The pain of losing a character – one that you have spent hours of your life molding and investing in emotionally – to a laughably bad and anticlimactic death is awful. This is where Abyssal Brew’s supplement The Cycle comes in to make things a little more interesting. Designed to be a replacement for the death system in 5e, The Cycle aims to “[provide] a more cinematic feeling to the possible end of a character’s life”.
In a nutshell, The Cycle does away with characters falling immediately unconscious when they drop to 0 hit points. Although falling unconscious is an appropriate consequence in many scenarios, in the heat of battle it’s incredibly punishing to fall so abruptly. In The Cycle, when you hit 0 hit points or descend into negative hit points, you’re still up and moving…You just look, feel, and perform worse. It enforces realistic* parameters for your brutalized character:
- Attacks, checks, and saving throws (except for your Cycle saving throws) are made at disadvantage
- Enemies have the advantage on saving throws against your abilities
- Your damage is halved
- Your speed is reduced by 5 feet
*As realistic as a fantasy roleplaying game can be.
Enduring the Cycle
The Cycle requires saving throws that are not so different from vanilla death saving throws. You are required to make 3 successes to exit The Cycle, and 3 failures still mean the end of the journey for your character. However, without revealing too much, failed saving throws within The Cycle system are an interesting roleplay opportunity as you carry the failures with you until the next long rest. Say you barely scrape by in a tough fight and limp away with a failure or two. A character nursing a near-mortal wound at the campfire later that day serves as a wicked reminder of how close they really are to death in pursuit of their respective goals.
The Cycle also introduces a new status called On The Brink that presents an additional opportunity for a roleplay-rich, high-stakes encounter. This status is ‘activated’ when a character is stabilized or brought back to exactly 0 hit points. In this case, a character can never put themselves On The Brink but must rely on another character with a healer’s kit or another method of stabilization.
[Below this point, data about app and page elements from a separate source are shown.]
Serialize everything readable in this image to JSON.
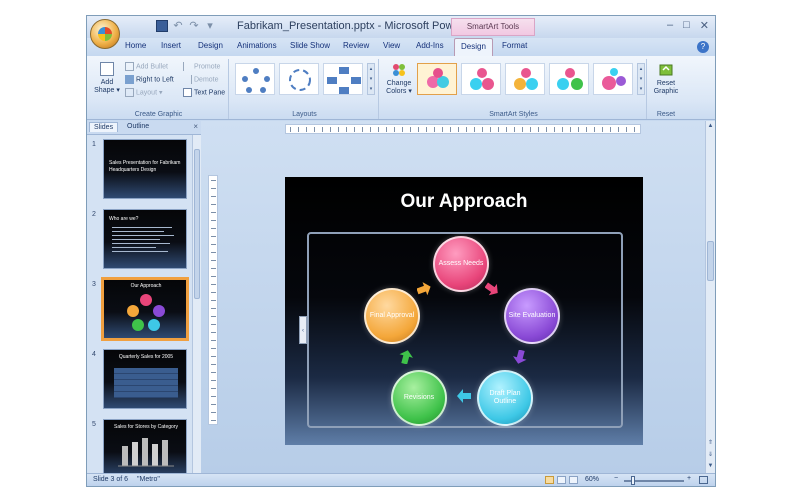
{
  "app": {
    "title": "Fabrikam_Presentation.pptx - Microsoft PowerPoint",
    "contextual_label": "SmartArt Tools"
  },
  "qat": {
    "undo": "↶",
    "redo": "↷",
    "more": "▾"
  },
  "window_controls": {
    "minimize": "–",
    "maximize": "□",
    "close": "✕"
  },
  "tabs": [
    {
      "label": "Home"
    },
    {
      "label": "Insert"
    },
    {
      "label": "Design"
    },
    {
      "label": "Animations"
    },
    {
      "label": "Slide Show"
    },
    {
      "label": "Review"
    },
    {
      "label": "View"
    },
    {
      "label": "Add-Ins"
    },
    {
      "label": "Design"
    },
    {
      "label": "Format"
    }
  ],
  "help": "?",
  "ribbon": {
    "create_graphic": {
      "label": "Create Graphic",
      "add_shape": "Add Shape ▾",
      "add_bullet": "Add Bullet",
      "right_to_left": "Right to Left",
      "layout": "Layout ▾",
      "promote": "Promote",
      "demote": "Demote",
      "text_pane": "Text Pane"
    },
    "layouts": {
      "label": "Layouts"
    },
    "smartart_styles": {
      "label": "SmartArt Styles",
      "change_colors": "Change Colors ▾"
    },
    "reset": {
      "label": "Reset",
      "reset_graphic": "Reset Graphic"
    }
  },
  "pane": {
    "tabs": [
      "Slides",
      "Outline"
    ],
    "close": "×",
    "slides": [
      {
        "num": "1",
        "title": "Sales Presentation for Fabrikam Headquarters Design"
      },
      {
        "num": "2",
        "title": "Who are we?"
      },
      {
        "num": "3",
        "title": "Our Approach"
      },
      {
        "num": "4",
        "title": "Quarterly Sales for 2005"
      },
      {
        "num": "5",
        "title": "Sales for Stores by Category"
      }
    ]
  },
  "slide": {
    "title": "Our Approach",
    "cycle": [
      {
        "label": "Assess Needs",
        "color": "#e8457a"
      },
      {
        "label": "Site Evaluation",
        "color": "#8a4ad6"
      },
      {
        "label": "Draft Plan Outline",
        "color": "#3ec8e6"
      },
      {
        "label": "Revisions",
        "color": "#3fc24a"
      },
      {
        "label": "Final Approval",
        "color": "#f4a73a"
      }
    ],
    "text_pane_toggle": "‹"
  },
  "status": {
    "slide_info": "Slide 3 of 6",
    "theme": "\"Metro\"",
    "zoom": "60%",
    "zoom_minus": "−",
    "zoom_plus": "+"
  },
  "colors": {
    "accent": "#f0a040",
    "ribbon_bg": "#dbe7f6",
    "contextual": "#f1c8e2"
  }
}
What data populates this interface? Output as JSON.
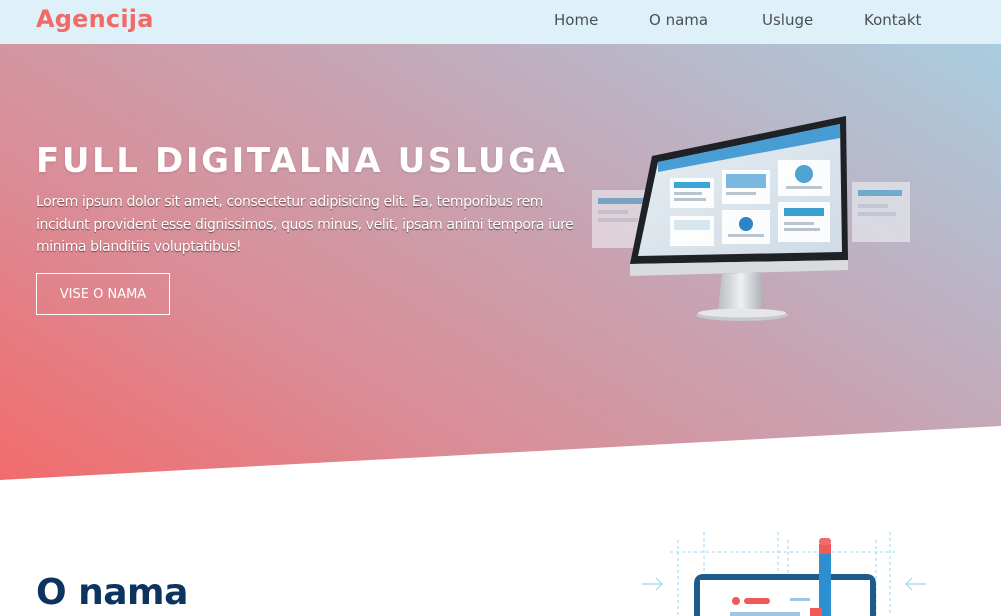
{
  "navbar": {
    "brand": "Agencija",
    "links": [
      {
        "label": "Home"
      },
      {
        "label": "O nama"
      },
      {
        "label": "Usluge"
      },
      {
        "label": "Kontakt"
      }
    ]
  },
  "hero": {
    "title": "FULL DIGITALNA USLUGA",
    "text": "Lorem ipsum dolor sit amet, consectetur adipisicing elit. Ea, temporibus rem incidunt provident esse dignissimos, quos minus, velit, ipsam animi tempora iure minima blanditiis voluptatibus!",
    "button_label": "VISE O NAMA",
    "image_icon": "desktop-monitor-with-websites"
  },
  "about": {
    "title": "O nama",
    "illustration_icon": "design-tools-illustration"
  },
  "colors": {
    "brand": "#f26a68",
    "nav_bg": "#dff1f8",
    "hero_gradient_start": "#f26b6c",
    "hero_gradient_end": "#a9cde0",
    "heading_dark": "#0d3460"
  }
}
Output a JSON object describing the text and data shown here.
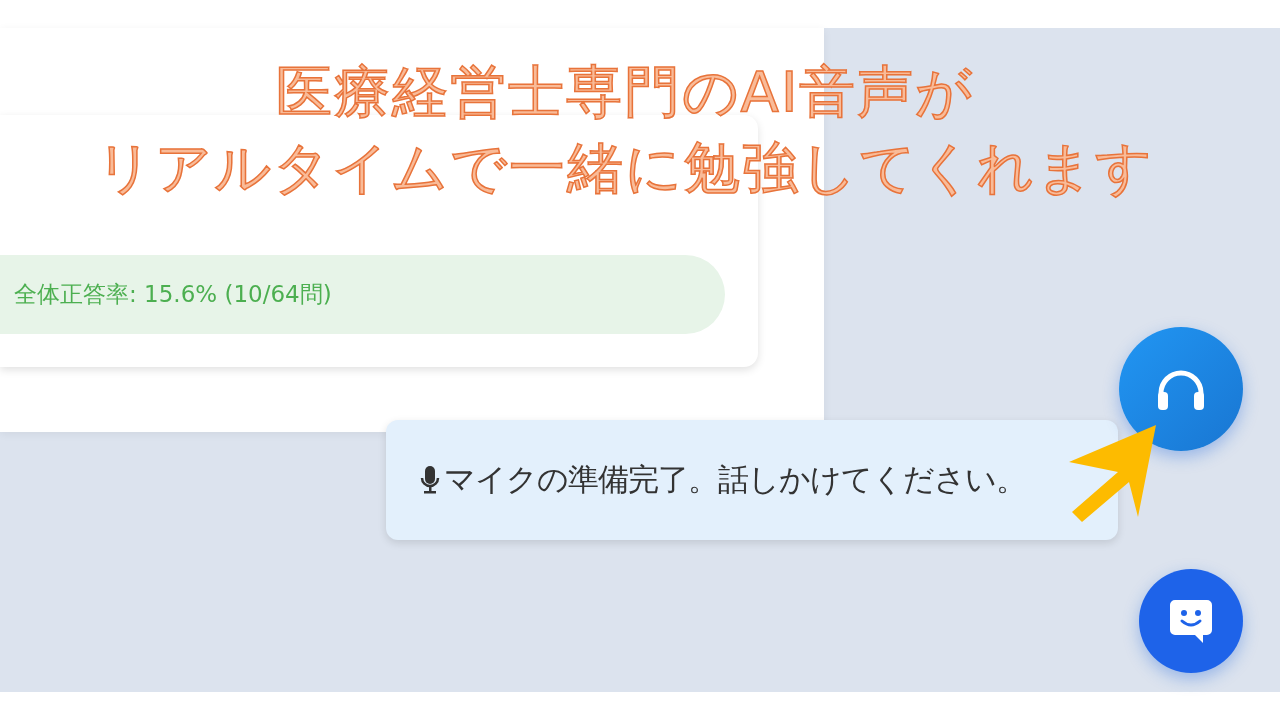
{
  "caption": {
    "lines": [
      "医療経営士専門のAI音声が",
      "リアルタイムで一緒に勉強してくれます"
    ]
  },
  "results_card": {
    "accuracy": "全体正答率: 15.6% (10/64問)"
  },
  "voice_toast": {
    "message": "マイクの準備完了。話しかけてください。"
  },
  "floating_buttons": [
    {
      "kind": "voice"
    },
    {
      "kind": "chat"
    }
  ]
}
You better hope you’ve been treating your cleric or party healer well because you’ll need them in order to shake off The Cycle.
Final Verdict & Last Word
In case it wasn’t obvious, I’m a DM and a player that values roleplay at the table. I’m also not someone that likes losing other characters or my own to anticlimactic ends. The time between death saving throws is agonizing and the “consciousness yo-yo”, as Matthew puts it, may reduce characters to little more than speed bumps on the battlefield. I don’t think it’s controversial to think player character deaths are difficult, but if your character should die, wouldn’t you want their death to be just as much of an experience as their life? This particular contribution to 5e homebrew content is perfect for any DM interested in boosting roleplay and raising the stakes in combat.
I didn’t want to end this review without mentioning the look of the supplement. The artwork and layout from Fernando and Matthew are stunning and polished. The cinematic mood the system aims for is matched by dark illustrations of a tense showdown and an unfortunate misstep. Definitely one of the prettier brews in a collection.